REQUIRED WORK
Nothing in the records may be altered. Repeat them in full.

--- TASK MATERIAL Enclosed Below ---

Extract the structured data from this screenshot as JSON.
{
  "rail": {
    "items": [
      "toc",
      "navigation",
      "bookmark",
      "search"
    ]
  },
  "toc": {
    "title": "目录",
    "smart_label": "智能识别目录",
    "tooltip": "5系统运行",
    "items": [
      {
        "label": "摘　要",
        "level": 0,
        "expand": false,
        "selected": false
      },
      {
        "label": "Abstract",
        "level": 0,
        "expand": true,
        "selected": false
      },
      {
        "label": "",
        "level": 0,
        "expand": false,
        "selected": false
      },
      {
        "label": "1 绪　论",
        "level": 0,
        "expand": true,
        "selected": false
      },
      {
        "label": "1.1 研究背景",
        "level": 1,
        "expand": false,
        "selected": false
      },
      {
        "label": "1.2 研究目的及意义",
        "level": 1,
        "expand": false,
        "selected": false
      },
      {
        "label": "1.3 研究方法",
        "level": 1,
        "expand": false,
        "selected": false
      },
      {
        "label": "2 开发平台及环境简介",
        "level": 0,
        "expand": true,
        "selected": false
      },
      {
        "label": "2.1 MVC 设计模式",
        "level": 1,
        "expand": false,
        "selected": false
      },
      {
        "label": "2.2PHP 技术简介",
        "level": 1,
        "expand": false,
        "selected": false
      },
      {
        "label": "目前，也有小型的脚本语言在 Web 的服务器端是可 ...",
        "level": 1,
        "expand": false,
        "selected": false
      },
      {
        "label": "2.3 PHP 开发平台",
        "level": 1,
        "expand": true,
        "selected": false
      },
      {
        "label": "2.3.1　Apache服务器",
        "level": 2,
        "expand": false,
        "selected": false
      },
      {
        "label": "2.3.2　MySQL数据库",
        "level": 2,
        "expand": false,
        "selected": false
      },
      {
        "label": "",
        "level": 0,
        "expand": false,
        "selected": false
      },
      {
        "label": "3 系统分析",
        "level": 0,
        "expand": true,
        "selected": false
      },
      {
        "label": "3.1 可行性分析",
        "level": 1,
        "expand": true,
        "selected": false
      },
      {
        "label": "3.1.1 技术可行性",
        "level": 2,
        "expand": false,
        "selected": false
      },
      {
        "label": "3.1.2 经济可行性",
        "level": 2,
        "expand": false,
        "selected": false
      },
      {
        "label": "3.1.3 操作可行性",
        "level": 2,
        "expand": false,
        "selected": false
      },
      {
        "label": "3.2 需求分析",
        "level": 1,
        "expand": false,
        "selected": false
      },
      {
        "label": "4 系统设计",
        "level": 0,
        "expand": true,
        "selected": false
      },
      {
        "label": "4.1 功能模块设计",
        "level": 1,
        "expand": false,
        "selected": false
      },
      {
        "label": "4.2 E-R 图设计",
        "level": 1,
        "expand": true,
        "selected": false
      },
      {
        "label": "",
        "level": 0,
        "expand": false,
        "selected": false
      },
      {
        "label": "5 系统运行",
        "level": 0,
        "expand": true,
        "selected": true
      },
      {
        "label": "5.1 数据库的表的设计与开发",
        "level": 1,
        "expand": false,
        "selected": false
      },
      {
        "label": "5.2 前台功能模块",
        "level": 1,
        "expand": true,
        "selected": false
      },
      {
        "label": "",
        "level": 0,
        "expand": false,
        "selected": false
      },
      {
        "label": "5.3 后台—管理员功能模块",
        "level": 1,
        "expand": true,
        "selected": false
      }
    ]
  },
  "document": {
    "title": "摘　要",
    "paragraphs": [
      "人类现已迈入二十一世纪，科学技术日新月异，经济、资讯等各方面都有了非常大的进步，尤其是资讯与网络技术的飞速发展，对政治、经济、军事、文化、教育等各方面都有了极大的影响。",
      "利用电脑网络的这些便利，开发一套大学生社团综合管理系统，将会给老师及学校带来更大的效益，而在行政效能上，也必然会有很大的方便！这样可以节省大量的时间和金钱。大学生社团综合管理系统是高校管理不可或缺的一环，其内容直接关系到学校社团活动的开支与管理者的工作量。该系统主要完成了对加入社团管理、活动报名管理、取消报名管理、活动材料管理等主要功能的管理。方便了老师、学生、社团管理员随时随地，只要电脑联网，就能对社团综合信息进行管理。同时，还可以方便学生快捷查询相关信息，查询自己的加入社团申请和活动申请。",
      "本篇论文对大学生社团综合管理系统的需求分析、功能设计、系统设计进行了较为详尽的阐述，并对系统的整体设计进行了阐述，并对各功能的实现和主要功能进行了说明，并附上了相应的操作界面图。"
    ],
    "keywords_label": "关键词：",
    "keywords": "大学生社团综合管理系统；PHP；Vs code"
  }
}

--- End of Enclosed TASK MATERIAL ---

FINAL ANSWER
Extract the structured data from this screenshot as JSON.
{
  "rail": {
    "items": [
      "toc",
      "navigation",
      "bookmark",
      "search"
    ]
  },
  "toc": {
    "title": "目录",
    "smart_label": "智能识别目录",
    "tooltip": "5系统运行",
    "items": [
      {
        "label": "摘　要",
        "level": 0,
        "expand": false,
        "selected": false
      },
      {
        "label": "Abstract",
        "level": 0,
        "expand": true,
        "selected": false
      },
      {
        "label": "",
        "level": 0,
        "expand": false,
        "selected": false
      },
      {
        "label": "1 绪　论",
        "level": 0,
        "expand": true,
        "selected": false
      },
      {
        "label": "1.1 研究背景",
        "level": 1,
        "expand": false,
        "selected": false
      },
      {
        "label": "1.2 研究目的及意义",
        "level": 1,
        "expand": false,
        "selected": false
      },
      {
        "label": "1.3 研究方法",
        "level": 1,
        "expand": false,
        "selected": false
      },
      {
        "label": "2 开发平台及环境简介",
        "level": 0,
        "expand": true,
        "selected": false
      },
      {
        "label": "2.1 MVC 设计模式",
        "level": 1,
        "expand": false,
        "selected": false
      },
      {
        "label": "2.2PHP 技术简介",
        "level": 1,
        "expand": false,
        "selected": false
      },
      {
        "label": "目前，也有小型的脚本语言在 Web 的服务器端是可 ...",
        "level": 1,
        "expand": false,
        "selected": false
      },
      {
        "label": "2.3 PHP 开发平台",
        "level": 1,
        "expand": true,
        "selected": false
      },
      {
        "label": "2.3.1　Apache服务器",
        "level": 2,
        "expand": false,
        "selected": false
      },
      {
        "label": "2.3.2　MySQL数据库",
        "level": 2,
        "expand": false,
        "selected": false
      },
      {
        "label": "",
        "level": 0,
        "expand": false,
        "selected": false
      },
      {
        "label": "3 系统分析",
        "level": 0,
        "expand": true,
        "selected": false
      },
      {
        "label": "3.1 可行性分析",
        "level": 1,
        "expand": true,
        "selected": false
      },
      {
        "label": "3.1.1 技术可行性",
        "level": 2,
        "expand": false,
        "selected": false
      },
      {
        "label": "3.1.2 经济可行性",
        "level": 2,
        "expand": false,
        "selected": false
      },
      {
        "label": "3.1.3 操作可行性",
        "level": 2,
        "expand": false,
        "selected": false
      },
      {
        "label": "3.2 需求分析",
        "level": 1,
        "expand": false,
        "selected": false
      },
      {
        "label": "4 系统设计",
        "level": 0,
        "expand": true,
        "selected": false
      },
      {
        "label": "4.1 功能模块设计",
        "level": 1,
        "expand": false,
        "selected": false
      },
      {
        "label": "4.2 E-R 图设计",
        "level": 1,
        "expand": true,
        "selected": false
      },
      {
        "label": "",
        "level": 0,
        "expand": false,
        "selected": false
      },
      {
        "label": "5 系统运行",
        "level": 0,
        "expand": true,
        "selected": true
      },
      {
        "label": "5.1 数据库的表的设计与开发",
        "level": 1,
        "expand": false,
        "selected": false
      },
      {
        "label": "5.2 前台功能模块",
        "level": 1,
        "expand": true,
        "selected": false
      },
      {
        "label": "",
        "level": 0,
        "expand": false,
        "selected": false
      },
      {
        "label": "5.3 后台—管理员功能模块",
        "level": 1,
        "expand": true,
        "selected": false
      }
    ]
  },
  "document": {
    "title": "摘　要",
    "paragraphs": [
      "人类现已迈入二十一世纪，科学技术日新月异，经济、资讯等各方面都有了非常大的进步，尤其是资讯与网络技术的飞速发展，对政治、经济、军事、文化、教育等各方面都有了极大的影响。",
      "利用电脑网络的这些便利，开发一套大学生社团综合管理系统，将会给老师及学校带来更大的效益，而在行政效能上，也必然会有很大的方便！这样可以节省大量的时间和金钱。大学生社团综合管理系统是高校管理不可或缺的一环，其内容直接关系到学校社团活动的开支与管理者的工作量。该系统主要完成了对加入社团管理、活动报名管理、取消报名管理、活动材料管理等主要功能的管理。方便了老师、学生、社团管理员随时随地，只要电脑联网，就能对社团综合信息进行管理。同时，还可以方便学生快捷查询相关信息，查询自己的加入社团申请和活动申请。",
      "本篇论文对大学生社团综合管理系统的需求分析、功能设计、系统设计进行了较为详尽的阐述，并对系统的整体设计进行了阐述，并对各功能的实现和主要功能进行了说明，并附上了相应的操作界面图。"
    ],
    "keywords_label": "关键词：",
    "keywords": "大学生社团综合管理系统；PHP；Vs code"
  }
}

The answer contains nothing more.